David Sand, M.D., MBA, chief medical officer, Care N’ Care Health Plan, shared an experience with his organization’s adoption of palliative care saying, “We found much earlier referral to hospice and tremendous satisfaction and gratitude amongst our members and their families with net promoter scores hovering around 90 percent.”

Optimizing Home-Based Care

By giving MA plans greater flexibility to expand existing coverage, CMS has taken a significant step forward to increase broad support of home-based palliative care and innovative solutions designed to optimize care for patients and families across the country.

Despite the complexity of this vulnerable population, MacPherson emphasizes the key to increasing patient satisfaction and outcomes is to place focus on the patient and family.

“The whole idea is to ensure individuals are in the setting of their choice, and this population’s preference is to receive care in the home,” he told MH.

Key Takeaways from AHIP 2018 Conference:

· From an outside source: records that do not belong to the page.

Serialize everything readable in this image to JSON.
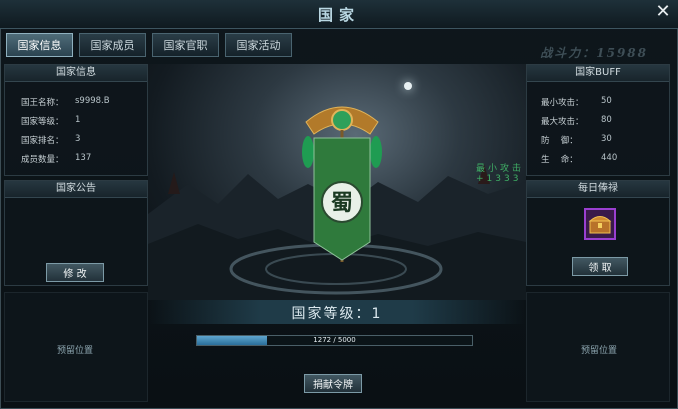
{
  "window": {
    "title": "国家",
    "close_symbol": "✕"
  },
  "tabs": [
    {
      "label": "国家信息",
      "active": true
    },
    {
      "label": "国家成员",
      "active": false
    },
    {
      "label": "国家官职",
      "active": false
    },
    {
      "label": "国家活动",
      "active": false
    }
  ],
  "power": "战斗力：15988",
  "info": {
    "title": "国家信息",
    "rows": [
      {
        "label": "国王名称：",
        "value": "s9998.B"
      },
      {
        "label": "国家等级：",
        "value": "1"
      },
      {
        "label": "国家排名：",
        "value": "3"
      },
      {
        "label": "成员数量：",
        "value": "137"
      }
    ]
  },
  "notice": {
    "title": "国家公告",
    "button": "修 改"
  },
  "buff": {
    "title": "国家BUFF",
    "rows": [
      {
        "label": "最小攻击：",
        "value": "50"
      },
      {
        "label": "最大攻击：",
        "value": "80"
      },
      {
        "label": "防　 御：",
        "value": "30"
      },
      {
        "label": "生　 命：",
        "value": "440"
      }
    ]
  },
  "salary": {
    "title": "每日俸禄",
    "button": "领 取"
  },
  "banner": {
    "glyph": "蜀"
  },
  "scene_text": "最小攻击+1333",
  "level": {
    "label": "国家等级：1"
  },
  "progress": {
    "text": "1272 / 5000",
    "current": 1272,
    "max": 5000
  },
  "reserved_left": "预留位置",
  "reserved_right": "预留位置",
  "donate_button": "捐献令牌",
  "colors": {
    "accent": "#2a6e9a",
    "banner_green": "#2f7a3c",
    "gold": "#c8952f"
  }
}
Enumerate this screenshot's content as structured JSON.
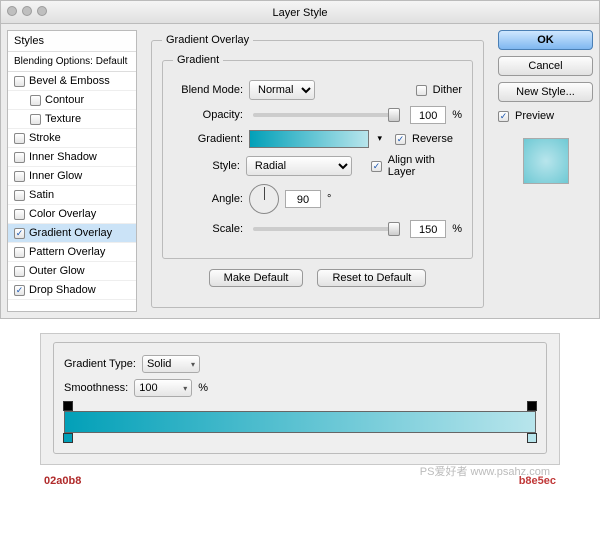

  • A groundswell of stakeholder and government support has pushed innovation, helping MA plans meet the needs of members with a serious or advanced illness
  • Community-based palliative care for MA members can have a dramatic impact on care quality and member satisfaction while curbing costs
  • Implementing community-based palliative care programs requires the ability to identify members within six to nine months prior to death to see positive ROI
  • Effective palliative care programs witness tremendous satisfaction among members and their families, with net promoter scores hovering around 90 percent and PMPM savings between $2,000-$3,000
  • Success depends upon building in-depth communication with the members and caregivers as led by nurses, social workers and experts with clinical experience and specialized palliative care training
  • Teams of clinical specialists form an important connection between the patients and network providers, building trust and support for the program

Source: Modern Healthcare